"Yes it is, because every time Trump says or does something misogynistic, he is making life harder for women, for me your wife and for your daughter. On that basis alone you should distance yourself from him," I said.

"But I don't call you an idiot," he replied. 

"That's because I'm not an idiot. You are," I said.

I dread the thought of a Trump-lead free world for myself, for all women and for my daughter. Image: Provided

Then climate change again, and then we both agreed to go to bed because we had an early day but continued to fight, furiously whispering to each other until he suggested sex as a way to make up.

"I'm not in the mood," I said, probably the second time ever in our almost 20-year relationship.


Today we made up over the phone, sort of, but I know we are both watching the election results with baited breath, not because we are afraid of the consequences of a Trump/Hillary win, but because we know that if Trump wins, I'm going to have a terrible night. It will probably result in another huge fight.

And if Hillary wins, he's going to have a terrible night. Which will probably result in another huge fight.

Are my husband and I normally so argumentative over politics? Well, yes. Do we disagree about politics, religion and refugees often? We sure do.

But last night felt different. Even though we fought about US politics, climate change, how we fight, climate change and then US politics, it didn't feel like we were fighting about any of those topics at all.

What I've suddenly realised is that the reason we fight about such things is because there are so many other, more real issues to fight about, ones that are way too close to home.


His family.

My family.

Our kids.

As years go, last year and this year have been the two worst years in each of our lives on profoundly personal levels, leaving each of us equally devastated.

But we don't dare discuss it. We would never split over Trump or climate change or left vs right but we could very easily lose our family by discussing any of these issues that are way too close to home and nowhere near being resolved.

In fact, I highly doubt these issues, in particularly the problems in each of our families, will ever be resolved.

So we fight about refugees and wars and politics and whether the ice caps are growing or melting (for the record, Antarctic ice is growing but not at a fast enough rate to replace the Arctic ice that is melting).

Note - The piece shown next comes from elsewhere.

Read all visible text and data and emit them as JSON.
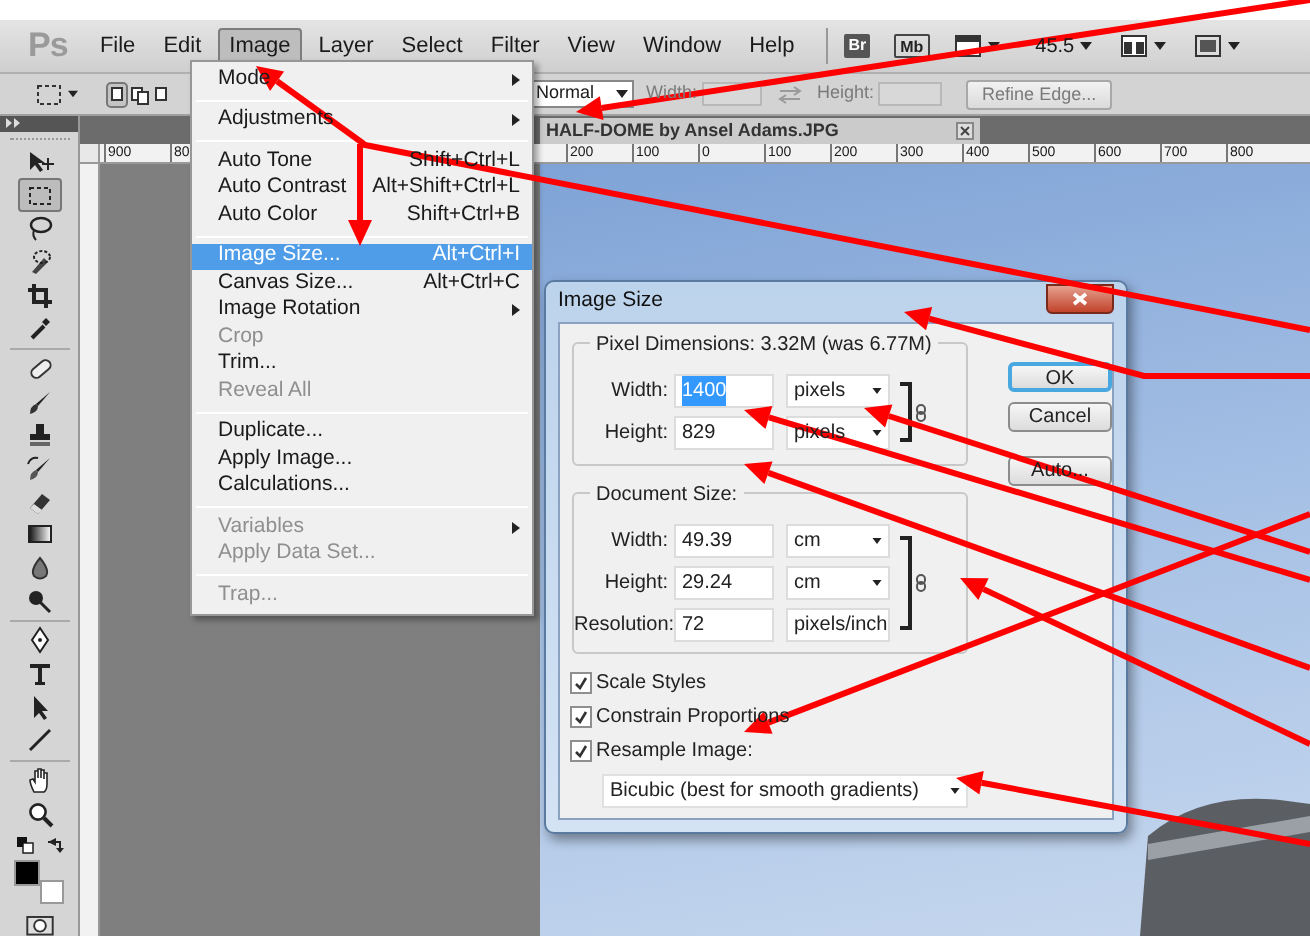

If at the core of our epic row is a desperate attempt at misdirection, a subconscious attempt at continuing our relationship after two of the worst years of our lives, much worse than when we were forced into bankruptcy during the Global Financial Crisis, I'll take it.

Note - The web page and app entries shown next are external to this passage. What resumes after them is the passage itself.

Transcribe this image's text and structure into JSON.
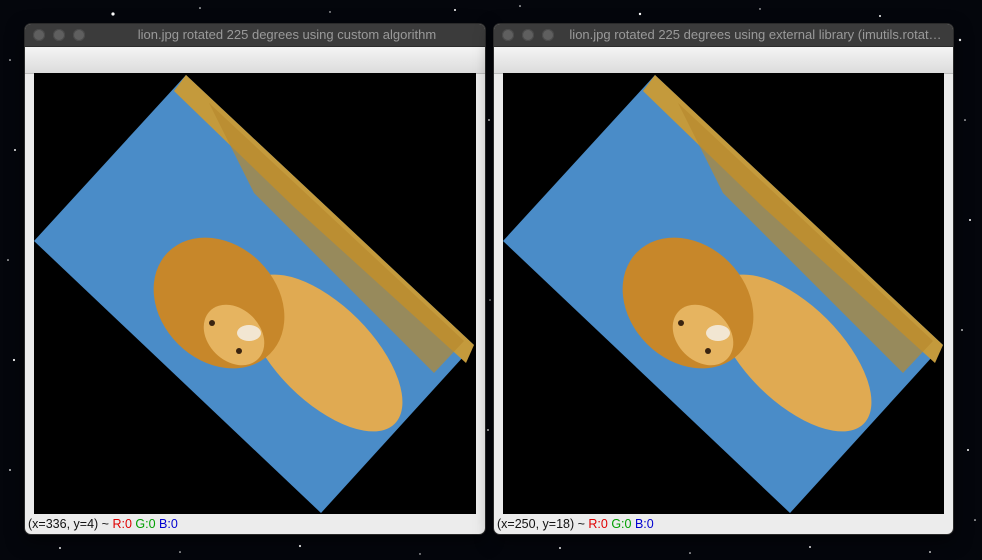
{
  "windows": [
    {
      "title": "lion.jpg rotated 225 degrees using custom algorithm",
      "status": {
        "coords": "(x=336, y=4) ~",
        "r": "R:0",
        "g": "G:0",
        "b": "B:0"
      }
    },
    {
      "title": "lion.jpg rotated 225 degrees using external library (imutils.rotat…",
      "status": {
        "coords": "(x=250, y=18) ~",
        "r": "R:0",
        "g": "G:0",
        "b": "B:0"
      }
    }
  ],
  "colors": {
    "sky": "#4a8cc8",
    "grass": "#c49a3c",
    "lion_mane": "#c7872a",
    "lion_body": "#e0aa52",
    "canvas_bg": "#000000"
  }
}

But when I take my relationship out of it, the thought that a Trump presidency is even a possibility makes me feel sick and leaves me distraught thinking about what sort of a world we live in where something like that could even happen.